After spending virtually the entire summer being told Samir Nasri was near the top of Roberto Mancini's wanted list and it was only a matter of time before a transfer was concluded, the Blues are now sweating on whether a deal will be completed after all.
With nine days of the transfer window remaining, time is not a particular problem in the haggling over agents' fees, which are believed to be the source of the problem.
What is causing consternation is that if Nasri faces Udinese on Wednesday, he would be ineligible to play for City for the Champions League, so Mancini would almost certainly pull the plug.
Arsenal are aware of this and relations between them and City over the matter are said to be cordial.
However, the brutal truth is that after an already wretched start to the season, if the Gunners were to go out of the competition this week, it would cost them around £30million.
If Arsene Wenger concludes Arsenal's customary place in Europe's elite competition - for which City have already qualified - would be at risk without Nasri's involvement in Italy, he may decide to gamble, risking a £22million transfer fee in the process for a player now heading into the final year of his contract.
Such a scenario is not ideal for anyone, least of all Mancini, whose grumbles about City's recruitment policy have already been aired.

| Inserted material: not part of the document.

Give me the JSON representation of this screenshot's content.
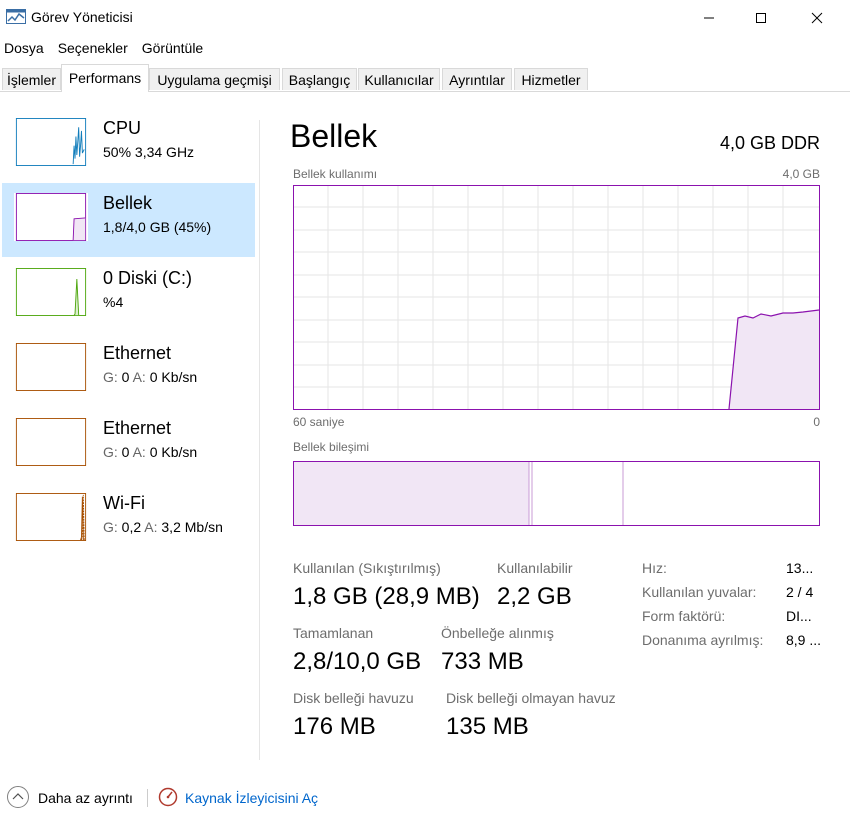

Mancini has already discovered one potential signing, Fiorentina winger Alessio Cerci, has opted to remain in Serie A. If he were to miss out on Nasri as well, the Italian would not be happy despite his side's excellent start.
Blues officials have stressed no resolution has been found to the present impasse, so it seems the next move will be Wenger's.
It all places a rather unnecessary cloud on what is otherwise a virtually blemish-free picture for City.
Shedding two goals at Bolton yesterday seems a small price to pay for abandoning the safety-first tactics that characterised Mancini's early months at the club.
Seven goals and six points represents a pretty decent return ahead of the first meaningful showdown of the season, at Tottenham next Sunday.
"The team is doing very well but we want to keep doing this for a long time," David Silva told http://www.mcfc.co.uk.
"We are feeling good. We want to keep improving and getting good results to help us get near the top."
Silva is relishing the chance of starring alongside new signing Sergio Aguero.
With Edin Dzeko netting three times already this term, Carlos Tevez looking more likely to stay than leave, there is little requirement for the volatile talents of Mario Balotelli, let alone the half dozen viewed as surplus to Mancini's requirements.
Of those, a £3.9million 'agreement-in-principle' has been reached for Vladimir Weiss to join Dynamo Kiev, although there are still a few issues to resolve before the transfer can be concluded.
Mancini would hope to get rid of a few big earners so he can make a final plunge into the market as he accepts life cannot always be guaranteed to be quite so comfortable during an arduous English season.
"We have good strikers but the season is long," observed Mancini, who hopes to have combative midfielder Nigel de Jong available at White Hart Lane after the Dutchman missed out yesterday with a foot injury.
"After the international break, we have to play every three days.
"It will be very hard."